● YOUR ASSIGNMENT
Determine how many of the lines below hold the word "header". Give the number and nothing else.

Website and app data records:
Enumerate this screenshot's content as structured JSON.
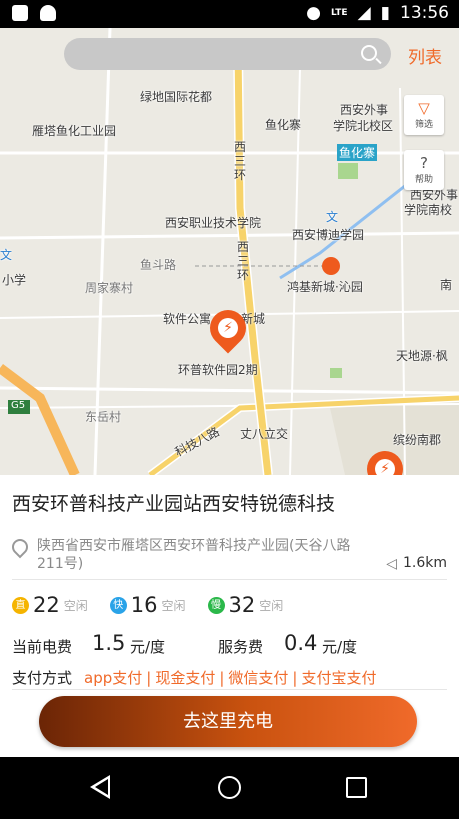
{
  "status_bar": {
    "time": "13:56",
    "network": "LTE"
  },
  "search": {
    "placeholder": ""
  },
  "header": {
    "list_label": "列表"
  },
  "map_controls": {
    "filter_label": "筛选",
    "help_label": "帮助"
  },
  "map_labels": [
    "绿地国际花都",
    "西安外事",
    "学院北校区",
    "雁塔鱼化工业园",
    "鱼化寨",
    "鱼化寨",
    "西安外事",
    "学院南校",
    "西安职业技术学院",
    "西安博迪学园",
    "鱼斗路",
    "周家寨村",
    "鸿基新城·沁园",
    "小学",
    "软件公寓",
    "新城",
    "环普软件园2期",
    "天地源·枫",
    "东岳村",
    "科技八路",
    "丈八立交",
    "缤纷南郡",
    "南",
    "G5",
    "西三环",
    "西三环",
    "文",
    "文"
  ],
  "station": {
    "name": "西安环普科技产业园站西安特锐德科技",
    "address": "陕西省西安市雁塔区西安环普科技产业园(天谷八路211号)",
    "distance": "1.6km",
    "counts": [
      {
        "badge": "直",
        "value": "22",
        "label": "空闲",
        "color": "#f5b400"
      },
      {
        "badge": "快",
        "value": "16",
        "label": "空闲",
        "color": "#2aa3e8"
      },
      {
        "badge": "慢",
        "value": "32",
        "label": "空闲",
        "color": "#2bb84a"
      }
    ],
    "current_fee_label": "当前电费",
    "current_fee_value": "1.5",
    "current_fee_unit": "元/度",
    "service_fee_label": "服务费",
    "service_fee_value": "0.4",
    "service_fee_unit": "元/度",
    "payment_label": "支付方式",
    "payment_methods": [
      "app支付",
      "现金支付",
      "微信支付",
      "支付宝支付"
    ],
    "payment_separator": "|"
  },
  "action": {
    "charge_button": "去这里充电"
  }
}
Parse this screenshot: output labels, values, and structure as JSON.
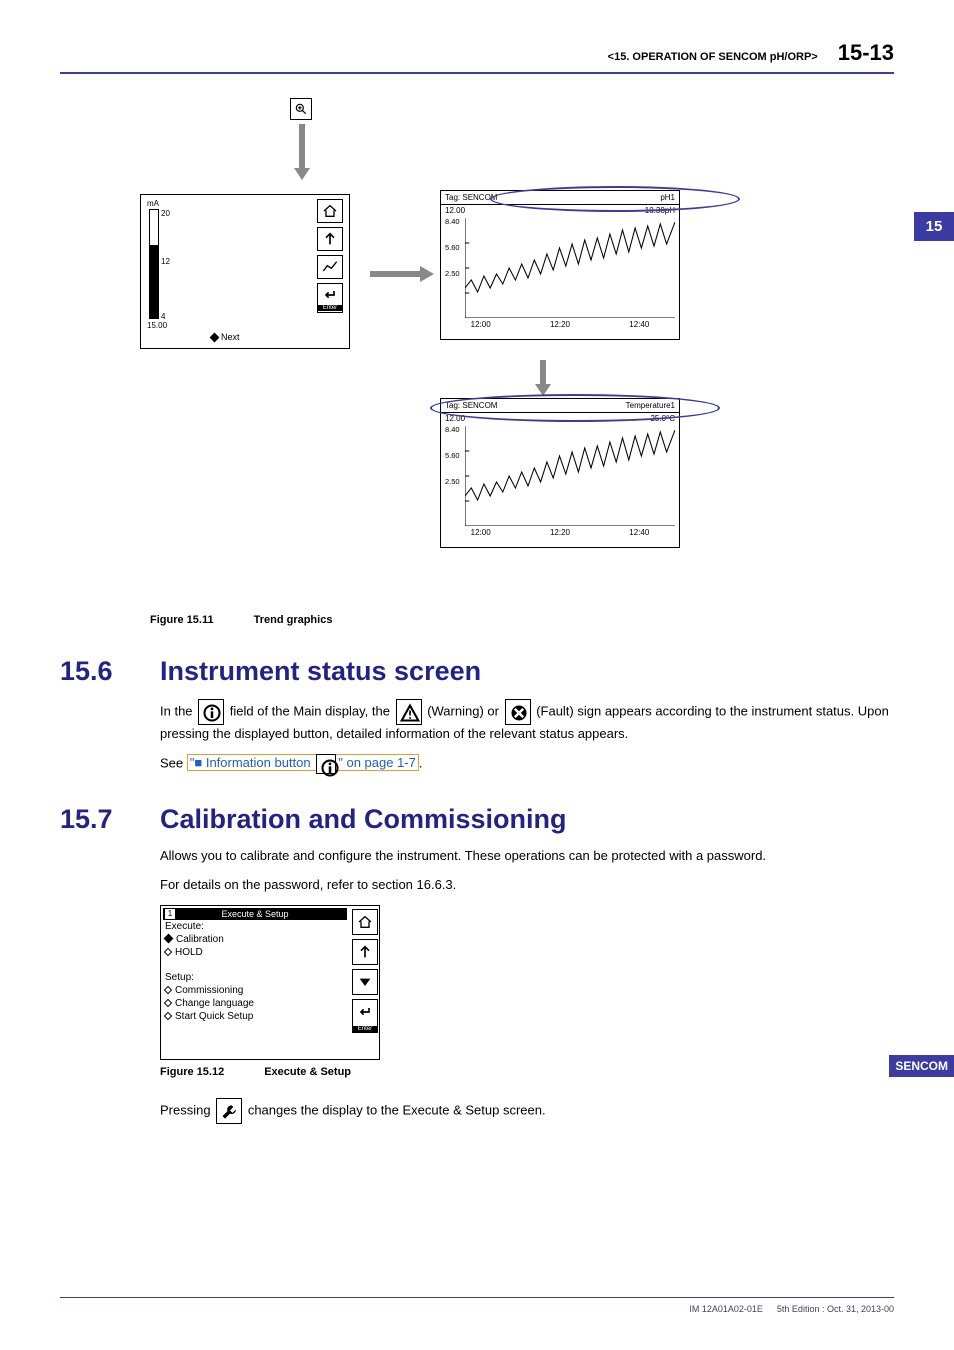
{
  "header": {
    "chapter": "<15.  OPERATION OF SENCOM pH/ORP>",
    "page": "15-13"
  },
  "side_tabs": {
    "num": "15",
    "sencom": "SENCOM"
  },
  "figure11": {
    "caption_label": "Figure 15.11",
    "caption_text": "Trend graphics",
    "gauge": {
      "unit": "mA",
      "ticks": [
        "20",
        "12",
        "4"
      ],
      "value": "15.00",
      "next": "Next",
      "enter": "Enter"
    },
    "trend_top": {
      "tag_label": "Tag:",
      "tag": "SENCOM",
      "type": "pH1",
      "val_left": "12.00",
      "val_right": "10.38pH",
      "ylabels": [
        "8.40",
        "5.60",
        "2.50"
      ],
      "xlabels": [
        "12:00",
        "12:20",
        "12:40"
      ]
    },
    "trend_bot": {
      "tag_label": "Tag:",
      "tag": "SENCOM",
      "type": "Temperature1",
      "val_left": "12.00",
      "val_right": "25.0°C",
      "ylabels": [
        "8.40",
        "5.60",
        "2.50"
      ],
      "xlabels": [
        "12:00",
        "12:20",
        "12:40"
      ]
    }
  },
  "section_156": {
    "num": "15.6",
    "title": "Instrument status screen",
    "para1_a": "In the ",
    "para1_b": " field of the Main display, the ",
    "para1_c": " (Warning) or ",
    "para1_d": " (Fault) sign appears according to the instrument status. Upon pressing the displayed button, detailed information of the relevant status appears.",
    "para2_a": "See ",
    "para2_link": "\"■ Information button ",
    "para2_link_end": "\" on page 1-7",
    "para2_b": "."
  },
  "section_157": {
    "num": "15.7",
    "title": "Calibration and Commissioning",
    "para1": "Allows you to calibrate and configure the instrument. These operations can be protected with a password.",
    "para2": "For details on the password, refer to section 16.6.3.",
    "exec": {
      "header": "Execute & Setup",
      "execute_label": "Execute:",
      "calibration": "Calibration",
      "hold": "HOLD",
      "setup_label": "Setup:",
      "commissioning": "Commissioning",
      "change_language": "Change language",
      "quick_setup": "Start Quick Setup",
      "enter": "Enter"
    },
    "caption_label": "Figure 15.12",
    "caption_text": "Execute & Setup",
    "para3_a": "Pressing ",
    "para3_b": " changes the display to the Execute & Setup screen."
  },
  "footer": {
    "docid": "IM 12A01A02-01E",
    "edition": "5th Edition : Oct. 31, 2013-00"
  },
  "icons": {
    "zoom": "zoom-icon",
    "home": "home-icon",
    "up_arrow": "up-arrow-icon",
    "trend": "trend-icon",
    "enter": "enter-icon",
    "info": "info-icon",
    "warn": "warning-icon",
    "fault": "fault-icon",
    "wrench": "wrench-icon",
    "down_tri": "down-triangle-icon"
  }
}
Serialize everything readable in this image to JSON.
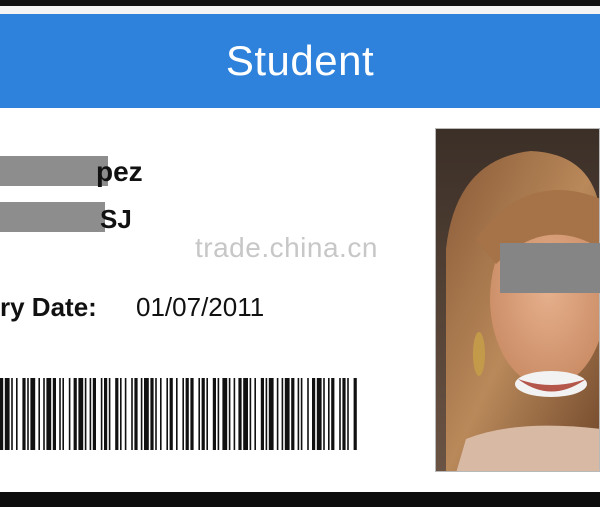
{
  "card": {
    "title": "Student",
    "name_visible": "pez",
    "id_visible": "SJ",
    "expiry_label": "ry Date:",
    "expiry_value": "01/07/2011",
    "watermark": "trade.china.cn"
  },
  "colors": {
    "header": "#2f82dc",
    "redaction": "#8d8d8d"
  }
}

● RESPONSE TO THE EXERCISE
4